Cover crops seem to be more benefit when direct drilling or min til had a cover crop of oats after winter barley in harvest 13 oats grew a ft tall then sprayed them off and sowed w barley got a perfect seed bed oats had the soil real fry able but had slug damage field had no slug problems before very hard to say if there worth it I m going to try a few more next year
 

Bog Man

Well-Known Member
Before we had expensive ways of growing cereals we relied on Cover crops green manuring and legumes as well as well rotted farm yard manure . I remember when we were doing land reclamation about two acres of good land was uncropped for a year because of deep ditches and grew lambsquarters . The beet in that two acres next year was twice the size of the rest of the field .There is more forgotten than we learn .
 

nashmach

Well-Known Member
In one sense following on from Bog Man's post, mixed farming is what we should be at!

Bog Man will be back fattening cattle again!
 

6600

Well-Known Member
Before we had expensive ways of growing cereals we relied on Cover crops green manuring and legumes as well as well rotted farm yard manure . I remember when we were doing land reclamation about two acres of good land was uncropped for a year because of deep ditches and grew lambsquarters . The beet in that two acres next year was twice the size of the rest of the field .There is more forgotten than we learn .

Remember reading in a UK magazine that in the past (horse and cart times) fallowing was used in the absence of chemical fertiliser. The land was ploughed 3 or 4 times in the fallow year. The thinking was to kill weed seeds and to let the land soak up nitrogen from the atmosphere.

Is there anything in this? As air is 78% Nitrogen does bare soil have the capability to soak up N?
 

kildare

Well-Known Member
I found a journal of a farming society based in Athy Co Kildare arond 1850. They decribed they farming practice of a townsland called Churchtown. Its heavy land without running water. The practice was to crop it every second year with wheat. Probally rested and kept it clean every other year.
As a farming society they kept good records of their meetings.
Another article decribed potatoe planting and told of a farmer who had a good crop. He told of how he got the women planting to put one handful of dung becide each potatoe.
 

Xylon524

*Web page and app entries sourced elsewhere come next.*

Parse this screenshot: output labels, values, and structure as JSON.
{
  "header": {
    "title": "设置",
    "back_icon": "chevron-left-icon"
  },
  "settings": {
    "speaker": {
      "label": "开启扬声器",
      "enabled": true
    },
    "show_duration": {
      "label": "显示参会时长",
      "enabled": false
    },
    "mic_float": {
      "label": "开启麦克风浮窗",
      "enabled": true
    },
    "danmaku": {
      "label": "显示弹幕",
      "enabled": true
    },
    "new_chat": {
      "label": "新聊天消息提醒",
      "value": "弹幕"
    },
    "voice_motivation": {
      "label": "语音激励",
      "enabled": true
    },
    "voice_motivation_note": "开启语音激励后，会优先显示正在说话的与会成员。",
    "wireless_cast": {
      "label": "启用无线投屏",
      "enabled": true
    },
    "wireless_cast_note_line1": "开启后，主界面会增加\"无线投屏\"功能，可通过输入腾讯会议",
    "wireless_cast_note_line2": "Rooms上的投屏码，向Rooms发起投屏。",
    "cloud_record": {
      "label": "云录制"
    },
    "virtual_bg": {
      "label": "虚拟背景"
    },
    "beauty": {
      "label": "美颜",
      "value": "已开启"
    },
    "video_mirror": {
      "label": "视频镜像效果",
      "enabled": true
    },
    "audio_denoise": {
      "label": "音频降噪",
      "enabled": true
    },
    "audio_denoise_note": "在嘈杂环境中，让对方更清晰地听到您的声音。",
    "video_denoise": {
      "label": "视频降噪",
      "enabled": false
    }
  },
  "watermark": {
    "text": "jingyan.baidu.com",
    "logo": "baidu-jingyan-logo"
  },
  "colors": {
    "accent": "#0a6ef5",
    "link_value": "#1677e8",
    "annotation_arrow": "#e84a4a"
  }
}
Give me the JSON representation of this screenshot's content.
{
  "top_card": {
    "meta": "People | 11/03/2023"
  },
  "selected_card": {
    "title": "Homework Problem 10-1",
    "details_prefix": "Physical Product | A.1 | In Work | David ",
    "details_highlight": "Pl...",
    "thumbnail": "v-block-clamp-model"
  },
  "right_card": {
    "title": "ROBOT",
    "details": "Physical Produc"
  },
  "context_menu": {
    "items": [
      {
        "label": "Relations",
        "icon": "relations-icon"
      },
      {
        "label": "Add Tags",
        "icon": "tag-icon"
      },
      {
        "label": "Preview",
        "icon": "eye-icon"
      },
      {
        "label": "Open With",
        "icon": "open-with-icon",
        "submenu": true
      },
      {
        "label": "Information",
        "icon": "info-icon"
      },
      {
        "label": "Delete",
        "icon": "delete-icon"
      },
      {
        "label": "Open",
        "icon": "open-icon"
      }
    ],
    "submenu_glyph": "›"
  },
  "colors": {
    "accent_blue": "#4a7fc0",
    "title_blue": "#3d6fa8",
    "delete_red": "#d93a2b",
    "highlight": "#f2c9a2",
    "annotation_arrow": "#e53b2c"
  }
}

Active Member
Anyone sowed barley after cover crops this year. I have S barley one field after cover crop and one without the barley with the cover crop has slightly more dieseae but a lot less weeds
 
C

Cork

Guest
Anyone sowed barley after cover crops this year. I have S barley one field after cover crop and one without the barley with the cover crop has slightly more dieseae but a lot less weeds

What was the cover crop used?
 
Top